United Airlines announced a commercial agreement with Denver-based aerospace company Boom Supersonic to purchase 15 of Boom’s Overture supersonic airliners, once Overture meets United’s safety, operating and sustainability requirements, with an option for an additional 35 aircraft.
The companies will work together on meeting those requirements before delivery. Once operational, Overture is expected to be the first large commercial aircraft to be net-zero carbon from day one, optimized to run on 100% sustainable aviation fuel (SAF). It is slated to roll out in 2025, fly in 2026 and expected to carry passengers by 2029. United and Boom will also work together to accelerate production of greater supplies of SAF.
Capable of flying at speeds of Mach 1.7—twice the speed of today’s fastest airliners—at 60,000 feeet, Overture can connect more than 500 destinations in nearly half the time. Among the many future potential routes for United are Newark to London in just three and a half hours, Newark to Frankfurt in four hours and San Francisco to Tokyo in just six hours.
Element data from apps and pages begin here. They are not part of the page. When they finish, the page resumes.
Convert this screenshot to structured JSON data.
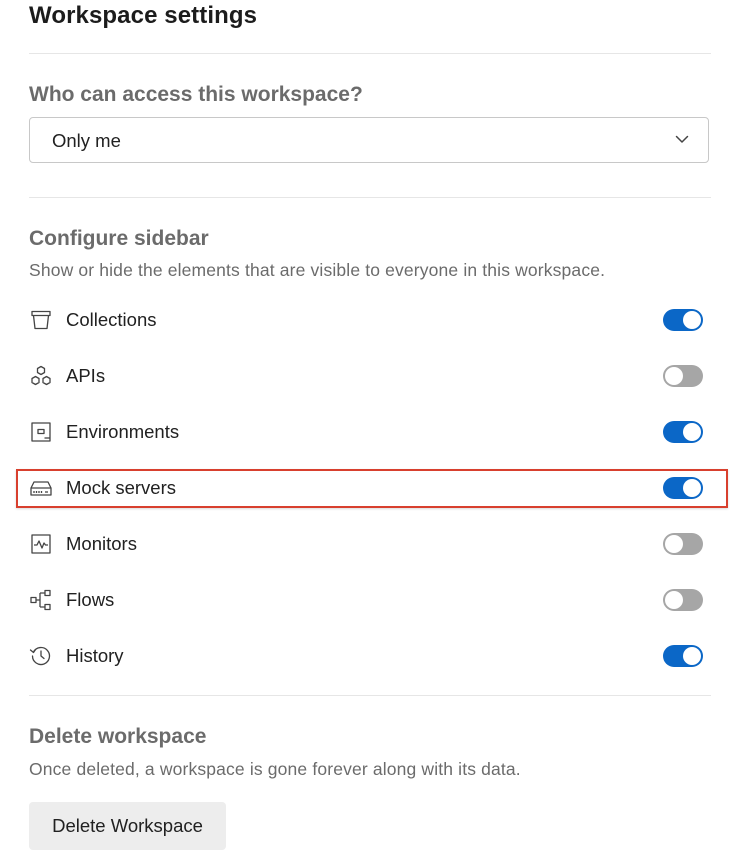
{
  "page": {
    "title": "Workspace settings"
  },
  "access": {
    "heading": "Who can access this workspace?",
    "selected": "Only me"
  },
  "sidebar_config": {
    "heading": "Configure sidebar",
    "description": "Show or hide the elements that are visible to everyone in this workspace.",
    "items": [
      {
        "label": "Collections",
        "icon": "collections-icon",
        "enabled": true
      },
      {
        "label": "APIs",
        "icon": "apis-icon",
        "enabled": false
      },
      {
        "label": "Environments",
        "icon": "environments-icon",
        "enabled": true
      },
      {
        "label": "Mock servers",
        "icon": "mock-servers-icon",
        "enabled": true
      },
      {
        "label": "Monitors",
        "icon": "monitors-icon",
        "enabled": false
      },
      {
        "label": "Flows",
        "icon": "flows-icon",
        "enabled": false
      },
      {
        "label": "History",
        "icon": "history-icon",
        "enabled": true
      }
    ]
  },
  "delete": {
    "heading": "Delete workspace",
    "description": "Once deleted, a workspace is gone forever along with its data.",
    "button_label": "Delete Workspace"
  },
  "colors": {
    "toggle_on": "#0b67c7",
    "toggle_off": "#a6a6a6",
    "highlight": "#d8402e"
  }
}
Boom is working with Rolls-Royce on propulsion.
Overture will also be designed with features such as in-seat entertainment screens, ample personal space, and contactless technology. United says that working with Boom is another component of its strategy to invest in innovative technologies that will build a more sustainable future of air travel.
Overture’s order book, including purchases and options, stands at 70 aircraft; Boom is working with the United States Air Force for government applications of Overture.
Findings of a 2018 study by the International Council on Clean Transportation (ICCT) suggested that the new generation of supersonic aircraft in development by three US-based companies are unlikely to comply with existing international environmental standards for subsonic aircraft (earlier post).
On average, the modeled SST in the ICCT study burned 5 to 7 times as much fuel per passenger as subsonic aircraft on representative routes. Results varied by seating class, configuration, and route. In the best-case scenario, the modeled SST burned 3 times as much fuel per business-class passenger relative to recently certificated subsonic aircraft; in the worst case, it burned 9 times as much fuel compared to an economy-class passenger on a subsonic flight.